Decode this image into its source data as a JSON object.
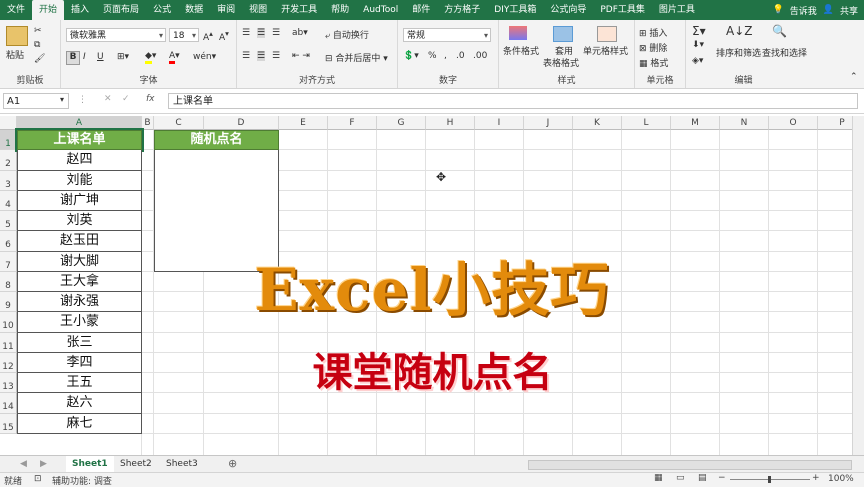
{
  "ribbon_tabs": [
    "文件",
    "开始",
    "插入",
    "页面布局",
    "公式",
    "数据",
    "审阅",
    "视图",
    "开发工具",
    "帮助",
    "AudTool",
    "邮件",
    "方方格子",
    "DIY工具箱",
    "公式向导",
    "PDF工具集",
    "图片工具"
  ],
  "active_tab_index": 1,
  "tell_me": "告诉我",
  "share": "共享",
  "clipboard": {
    "paste": "粘贴",
    "label": "剪贴板"
  },
  "font": {
    "name": "微软雅黑",
    "size": "18",
    "bold": "B",
    "italic": "I",
    "underline": "U",
    "label": "字体"
  },
  "alignment": {
    "wrap": "自动换行",
    "merge": "合并后居中",
    "label": "对齐方式"
  },
  "number": {
    "format": "常规",
    "label": "数字"
  },
  "styles": {
    "conditional": "条件格式",
    "table_line1": "套用",
    "table_line2": "表格格式",
    "cell_styles": "单元格样式",
    "label": "样式"
  },
  "cells": {
    "insert": "插入",
    "delete": "删除",
    "format": "格式",
    "label": "单元格"
  },
  "editing": {
    "sort": "排序和筛选",
    "find": "查找和选择",
    "label": "编辑"
  },
  "formula_bar": {
    "name_box": "A1",
    "fx": "fx",
    "content": "上课名单"
  },
  "columns": [
    "A",
    "B",
    "C",
    "D",
    "E",
    "F",
    "G",
    "H",
    "I",
    "J",
    "K",
    "L",
    "M",
    "N",
    "O",
    "P"
  ],
  "rows": [
    "1",
    "2",
    "3",
    "4",
    "5",
    "6",
    "7",
    "8",
    "9",
    "10",
    "11",
    "12",
    "13",
    "14",
    "15"
  ],
  "list_header": "上课名单",
  "names": [
    "赵四",
    "刘能",
    "谢广坤",
    "刘英",
    "赵玉田",
    "谢大脚",
    "王大拿",
    "谢永强",
    "王小蒙",
    "张三",
    "李四",
    "王五",
    "赵六",
    "麻七"
  ],
  "random_header": "随机点名",
  "overlay_title": "Excel小技巧",
  "overlay_subtitle": "课堂随机点名",
  "sheets": [
    "Sheet1",
    "Sheet2",
    "Sheet3"
  ],
  "add_sheet": "⊕",
  "status": {
    "ready": "就绪",
    "accessibility": "辅助功能: 调查",
    "zoom": "100%"
  },
  "colors": {
    "excel_green": "#217346",
    "header_green": "#70ad47",
    "title_orange": "#e38b0c",
    "subtitle_red": "#c60010"
  }
}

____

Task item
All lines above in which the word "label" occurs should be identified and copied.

Exercise output
    "label": "剪贴板"
    "label": "字体"
    "label": "对齐方式"
    "label": "数字"
    "label": "样式"
    "label": "单元格"
    "label": "编辑"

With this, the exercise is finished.